→ What is being asked:
Every line of the data that includes "timestamp" should be copied out.

→ Dataset entries:

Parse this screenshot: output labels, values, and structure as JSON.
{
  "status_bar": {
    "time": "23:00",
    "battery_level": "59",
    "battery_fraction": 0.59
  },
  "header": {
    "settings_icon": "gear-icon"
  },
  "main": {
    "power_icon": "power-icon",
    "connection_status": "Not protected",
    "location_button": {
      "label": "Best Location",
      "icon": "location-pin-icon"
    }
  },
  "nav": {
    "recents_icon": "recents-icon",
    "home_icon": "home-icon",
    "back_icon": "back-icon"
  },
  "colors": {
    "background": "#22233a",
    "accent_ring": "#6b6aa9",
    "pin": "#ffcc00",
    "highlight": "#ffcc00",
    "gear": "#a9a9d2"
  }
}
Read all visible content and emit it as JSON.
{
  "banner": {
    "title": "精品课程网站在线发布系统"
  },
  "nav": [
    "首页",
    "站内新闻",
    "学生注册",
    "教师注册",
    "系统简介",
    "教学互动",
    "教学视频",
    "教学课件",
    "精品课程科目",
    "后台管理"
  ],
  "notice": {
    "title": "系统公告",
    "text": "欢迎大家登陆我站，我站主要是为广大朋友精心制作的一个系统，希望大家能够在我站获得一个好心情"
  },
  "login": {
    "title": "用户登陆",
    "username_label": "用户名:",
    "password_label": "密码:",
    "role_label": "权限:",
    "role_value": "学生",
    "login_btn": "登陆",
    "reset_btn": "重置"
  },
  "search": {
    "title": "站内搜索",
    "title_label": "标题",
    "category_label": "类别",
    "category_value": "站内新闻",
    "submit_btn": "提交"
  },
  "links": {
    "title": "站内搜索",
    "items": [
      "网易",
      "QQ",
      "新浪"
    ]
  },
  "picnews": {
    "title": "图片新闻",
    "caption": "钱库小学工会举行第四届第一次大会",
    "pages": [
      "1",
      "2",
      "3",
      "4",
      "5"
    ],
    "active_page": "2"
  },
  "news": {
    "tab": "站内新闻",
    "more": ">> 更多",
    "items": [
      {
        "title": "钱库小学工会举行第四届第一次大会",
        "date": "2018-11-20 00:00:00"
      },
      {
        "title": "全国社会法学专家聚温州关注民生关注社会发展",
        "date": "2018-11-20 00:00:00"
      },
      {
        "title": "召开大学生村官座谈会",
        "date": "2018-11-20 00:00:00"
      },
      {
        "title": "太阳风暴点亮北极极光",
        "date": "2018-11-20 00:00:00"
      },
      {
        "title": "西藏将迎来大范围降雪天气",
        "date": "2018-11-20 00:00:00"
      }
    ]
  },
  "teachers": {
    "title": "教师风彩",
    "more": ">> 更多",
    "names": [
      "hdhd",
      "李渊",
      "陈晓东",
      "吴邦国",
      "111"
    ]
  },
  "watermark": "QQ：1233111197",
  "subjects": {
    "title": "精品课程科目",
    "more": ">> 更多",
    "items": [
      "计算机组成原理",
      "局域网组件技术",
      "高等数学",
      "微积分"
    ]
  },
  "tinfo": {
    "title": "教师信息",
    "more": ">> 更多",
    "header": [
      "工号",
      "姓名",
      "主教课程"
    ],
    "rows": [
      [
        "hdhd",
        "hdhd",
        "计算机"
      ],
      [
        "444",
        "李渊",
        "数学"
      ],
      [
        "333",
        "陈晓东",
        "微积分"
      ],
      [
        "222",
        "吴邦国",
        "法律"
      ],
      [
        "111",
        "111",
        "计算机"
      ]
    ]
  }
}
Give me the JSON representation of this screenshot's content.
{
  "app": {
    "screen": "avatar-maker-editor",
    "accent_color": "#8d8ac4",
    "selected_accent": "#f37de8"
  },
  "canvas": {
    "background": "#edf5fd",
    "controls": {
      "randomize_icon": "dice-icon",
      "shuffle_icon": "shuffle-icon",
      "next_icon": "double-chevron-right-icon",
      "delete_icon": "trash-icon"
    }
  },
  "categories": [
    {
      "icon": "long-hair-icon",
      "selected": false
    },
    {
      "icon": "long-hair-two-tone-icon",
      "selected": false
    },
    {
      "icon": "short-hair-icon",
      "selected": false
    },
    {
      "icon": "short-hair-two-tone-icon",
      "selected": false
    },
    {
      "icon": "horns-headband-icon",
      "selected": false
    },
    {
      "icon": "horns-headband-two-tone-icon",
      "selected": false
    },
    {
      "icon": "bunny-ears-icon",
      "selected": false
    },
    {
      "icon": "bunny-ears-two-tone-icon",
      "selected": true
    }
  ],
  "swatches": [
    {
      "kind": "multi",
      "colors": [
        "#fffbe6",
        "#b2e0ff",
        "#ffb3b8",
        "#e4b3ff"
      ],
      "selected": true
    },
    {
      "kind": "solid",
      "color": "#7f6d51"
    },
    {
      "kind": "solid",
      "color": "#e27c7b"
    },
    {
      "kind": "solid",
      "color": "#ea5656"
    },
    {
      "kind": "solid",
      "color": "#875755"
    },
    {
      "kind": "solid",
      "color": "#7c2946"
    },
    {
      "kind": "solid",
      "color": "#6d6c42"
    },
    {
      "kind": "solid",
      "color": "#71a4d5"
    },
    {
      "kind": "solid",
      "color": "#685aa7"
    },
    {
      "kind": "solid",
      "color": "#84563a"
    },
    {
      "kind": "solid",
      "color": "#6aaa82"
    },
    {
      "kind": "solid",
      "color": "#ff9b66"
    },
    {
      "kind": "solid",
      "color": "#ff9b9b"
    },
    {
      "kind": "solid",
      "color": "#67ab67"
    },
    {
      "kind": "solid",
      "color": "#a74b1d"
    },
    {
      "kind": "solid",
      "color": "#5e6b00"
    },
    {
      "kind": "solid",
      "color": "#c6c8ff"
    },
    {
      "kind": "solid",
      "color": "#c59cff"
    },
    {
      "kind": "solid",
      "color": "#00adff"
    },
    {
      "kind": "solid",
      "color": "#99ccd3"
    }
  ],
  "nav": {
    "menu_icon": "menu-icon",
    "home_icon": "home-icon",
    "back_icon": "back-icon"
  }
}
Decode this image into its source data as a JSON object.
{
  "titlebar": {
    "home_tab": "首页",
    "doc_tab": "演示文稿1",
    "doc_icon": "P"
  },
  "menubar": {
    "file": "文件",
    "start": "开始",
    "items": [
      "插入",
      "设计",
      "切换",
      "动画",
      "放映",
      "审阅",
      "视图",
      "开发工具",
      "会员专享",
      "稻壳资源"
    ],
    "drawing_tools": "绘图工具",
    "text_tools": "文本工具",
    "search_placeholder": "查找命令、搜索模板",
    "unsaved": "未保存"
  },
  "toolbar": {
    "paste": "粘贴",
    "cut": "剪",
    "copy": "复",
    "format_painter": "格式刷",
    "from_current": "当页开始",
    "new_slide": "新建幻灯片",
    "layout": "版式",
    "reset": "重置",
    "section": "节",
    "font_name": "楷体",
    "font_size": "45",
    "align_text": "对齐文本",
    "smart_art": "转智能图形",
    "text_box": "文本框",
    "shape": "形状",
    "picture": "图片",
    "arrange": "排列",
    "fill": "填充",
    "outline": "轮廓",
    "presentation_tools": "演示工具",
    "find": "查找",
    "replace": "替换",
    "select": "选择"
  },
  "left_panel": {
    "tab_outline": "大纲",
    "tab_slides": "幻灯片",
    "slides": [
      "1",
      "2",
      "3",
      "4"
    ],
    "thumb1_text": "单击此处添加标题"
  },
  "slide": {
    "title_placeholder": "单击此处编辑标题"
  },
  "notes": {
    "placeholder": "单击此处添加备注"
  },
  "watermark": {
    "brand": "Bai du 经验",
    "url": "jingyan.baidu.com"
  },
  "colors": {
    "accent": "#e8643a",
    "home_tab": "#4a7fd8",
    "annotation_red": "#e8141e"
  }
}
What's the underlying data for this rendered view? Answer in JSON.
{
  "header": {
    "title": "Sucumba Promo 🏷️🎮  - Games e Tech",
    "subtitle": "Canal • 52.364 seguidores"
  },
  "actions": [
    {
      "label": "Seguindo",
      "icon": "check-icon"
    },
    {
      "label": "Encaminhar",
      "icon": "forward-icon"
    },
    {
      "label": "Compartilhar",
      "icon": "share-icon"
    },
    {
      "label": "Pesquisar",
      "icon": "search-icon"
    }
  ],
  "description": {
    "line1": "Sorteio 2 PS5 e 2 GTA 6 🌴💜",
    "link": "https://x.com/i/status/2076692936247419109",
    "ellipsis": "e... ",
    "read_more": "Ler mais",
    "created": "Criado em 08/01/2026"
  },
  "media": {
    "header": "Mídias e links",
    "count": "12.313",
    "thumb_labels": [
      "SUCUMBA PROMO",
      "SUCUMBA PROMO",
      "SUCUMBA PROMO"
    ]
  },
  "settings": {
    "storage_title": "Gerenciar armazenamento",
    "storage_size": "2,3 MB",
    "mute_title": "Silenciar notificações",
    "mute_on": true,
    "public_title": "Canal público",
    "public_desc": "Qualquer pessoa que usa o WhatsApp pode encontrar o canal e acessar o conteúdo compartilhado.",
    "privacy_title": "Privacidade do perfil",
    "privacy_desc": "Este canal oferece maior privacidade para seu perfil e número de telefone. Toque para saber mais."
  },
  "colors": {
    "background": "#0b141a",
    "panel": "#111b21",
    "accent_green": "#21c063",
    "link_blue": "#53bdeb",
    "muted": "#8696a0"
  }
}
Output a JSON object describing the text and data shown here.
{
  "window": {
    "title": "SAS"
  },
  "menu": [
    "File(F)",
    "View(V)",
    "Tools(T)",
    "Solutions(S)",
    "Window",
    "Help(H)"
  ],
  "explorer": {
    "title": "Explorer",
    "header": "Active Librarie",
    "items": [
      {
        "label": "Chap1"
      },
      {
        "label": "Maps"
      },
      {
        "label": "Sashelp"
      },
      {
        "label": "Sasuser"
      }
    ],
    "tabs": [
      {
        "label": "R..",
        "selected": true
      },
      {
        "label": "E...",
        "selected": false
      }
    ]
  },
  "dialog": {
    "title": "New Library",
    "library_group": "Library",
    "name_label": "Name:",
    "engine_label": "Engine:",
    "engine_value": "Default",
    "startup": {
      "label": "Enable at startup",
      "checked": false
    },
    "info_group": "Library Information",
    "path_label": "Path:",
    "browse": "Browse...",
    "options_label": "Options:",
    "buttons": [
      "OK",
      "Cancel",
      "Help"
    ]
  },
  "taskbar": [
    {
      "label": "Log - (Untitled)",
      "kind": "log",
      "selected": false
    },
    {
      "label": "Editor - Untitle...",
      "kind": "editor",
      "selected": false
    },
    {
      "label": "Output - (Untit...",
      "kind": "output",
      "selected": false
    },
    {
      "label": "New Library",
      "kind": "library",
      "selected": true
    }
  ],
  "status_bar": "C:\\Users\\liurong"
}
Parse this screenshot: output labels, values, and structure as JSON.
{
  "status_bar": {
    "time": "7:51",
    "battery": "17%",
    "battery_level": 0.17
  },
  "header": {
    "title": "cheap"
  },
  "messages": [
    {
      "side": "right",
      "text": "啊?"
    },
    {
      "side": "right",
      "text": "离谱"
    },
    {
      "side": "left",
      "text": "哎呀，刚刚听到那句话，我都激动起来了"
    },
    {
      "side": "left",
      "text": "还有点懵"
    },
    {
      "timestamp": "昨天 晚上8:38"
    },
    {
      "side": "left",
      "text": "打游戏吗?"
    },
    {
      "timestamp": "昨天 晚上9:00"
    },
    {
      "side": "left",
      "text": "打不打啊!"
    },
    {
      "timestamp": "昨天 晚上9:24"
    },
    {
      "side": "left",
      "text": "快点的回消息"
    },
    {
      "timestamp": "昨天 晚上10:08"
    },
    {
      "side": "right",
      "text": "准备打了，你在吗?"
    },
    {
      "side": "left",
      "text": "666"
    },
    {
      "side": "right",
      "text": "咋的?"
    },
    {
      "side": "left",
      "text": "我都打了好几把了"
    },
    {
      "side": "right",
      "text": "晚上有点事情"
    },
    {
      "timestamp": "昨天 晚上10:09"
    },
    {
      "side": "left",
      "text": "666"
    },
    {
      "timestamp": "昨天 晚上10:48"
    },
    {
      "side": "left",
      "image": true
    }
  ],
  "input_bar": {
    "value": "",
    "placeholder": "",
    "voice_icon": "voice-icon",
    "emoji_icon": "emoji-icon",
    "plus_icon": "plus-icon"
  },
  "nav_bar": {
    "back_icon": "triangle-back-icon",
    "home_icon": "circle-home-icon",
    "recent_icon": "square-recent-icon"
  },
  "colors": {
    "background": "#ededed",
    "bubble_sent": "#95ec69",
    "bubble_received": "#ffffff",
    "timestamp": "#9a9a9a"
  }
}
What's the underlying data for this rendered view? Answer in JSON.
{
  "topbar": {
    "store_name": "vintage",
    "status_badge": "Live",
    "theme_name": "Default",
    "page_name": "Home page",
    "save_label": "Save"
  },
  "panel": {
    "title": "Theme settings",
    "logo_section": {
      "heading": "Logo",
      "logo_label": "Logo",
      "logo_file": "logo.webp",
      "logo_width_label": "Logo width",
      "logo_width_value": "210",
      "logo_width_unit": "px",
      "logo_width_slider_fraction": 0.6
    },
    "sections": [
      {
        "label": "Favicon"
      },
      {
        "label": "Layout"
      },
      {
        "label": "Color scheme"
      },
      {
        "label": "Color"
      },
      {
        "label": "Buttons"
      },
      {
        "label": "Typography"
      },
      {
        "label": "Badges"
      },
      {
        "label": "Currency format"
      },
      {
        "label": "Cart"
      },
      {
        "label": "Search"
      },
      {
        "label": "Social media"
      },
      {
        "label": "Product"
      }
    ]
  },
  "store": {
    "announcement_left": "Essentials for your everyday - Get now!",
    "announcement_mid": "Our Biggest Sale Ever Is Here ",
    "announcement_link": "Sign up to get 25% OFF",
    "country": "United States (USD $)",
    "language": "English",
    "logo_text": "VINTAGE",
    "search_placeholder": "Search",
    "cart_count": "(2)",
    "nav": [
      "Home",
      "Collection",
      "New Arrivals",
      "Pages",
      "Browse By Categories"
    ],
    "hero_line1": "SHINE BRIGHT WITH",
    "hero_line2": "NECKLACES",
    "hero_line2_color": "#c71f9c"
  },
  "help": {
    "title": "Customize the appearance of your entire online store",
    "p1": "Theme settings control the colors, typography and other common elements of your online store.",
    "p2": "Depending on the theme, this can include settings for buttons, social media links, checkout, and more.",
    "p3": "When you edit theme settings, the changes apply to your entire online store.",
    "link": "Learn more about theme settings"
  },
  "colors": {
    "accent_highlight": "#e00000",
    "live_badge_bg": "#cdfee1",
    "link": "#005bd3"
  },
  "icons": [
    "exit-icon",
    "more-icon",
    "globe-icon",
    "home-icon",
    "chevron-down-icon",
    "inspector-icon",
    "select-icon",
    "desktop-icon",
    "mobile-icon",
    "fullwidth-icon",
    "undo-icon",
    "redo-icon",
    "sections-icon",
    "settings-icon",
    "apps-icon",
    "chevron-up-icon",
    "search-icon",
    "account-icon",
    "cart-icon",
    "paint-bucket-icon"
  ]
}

→ Answer box:
      "timestamp": "昨天 晚上8:38"
      "timestamp": "昨天 晚上9:00"
      "timestamp": "昨天 晚上9:24"
      "timestamp": "昨天 晚上10:08"
      "timestamp": "昨天 晚上10:09"
      "timestamp": "昨天 晚上10:48"
    "timestamp": "#9a9a9a"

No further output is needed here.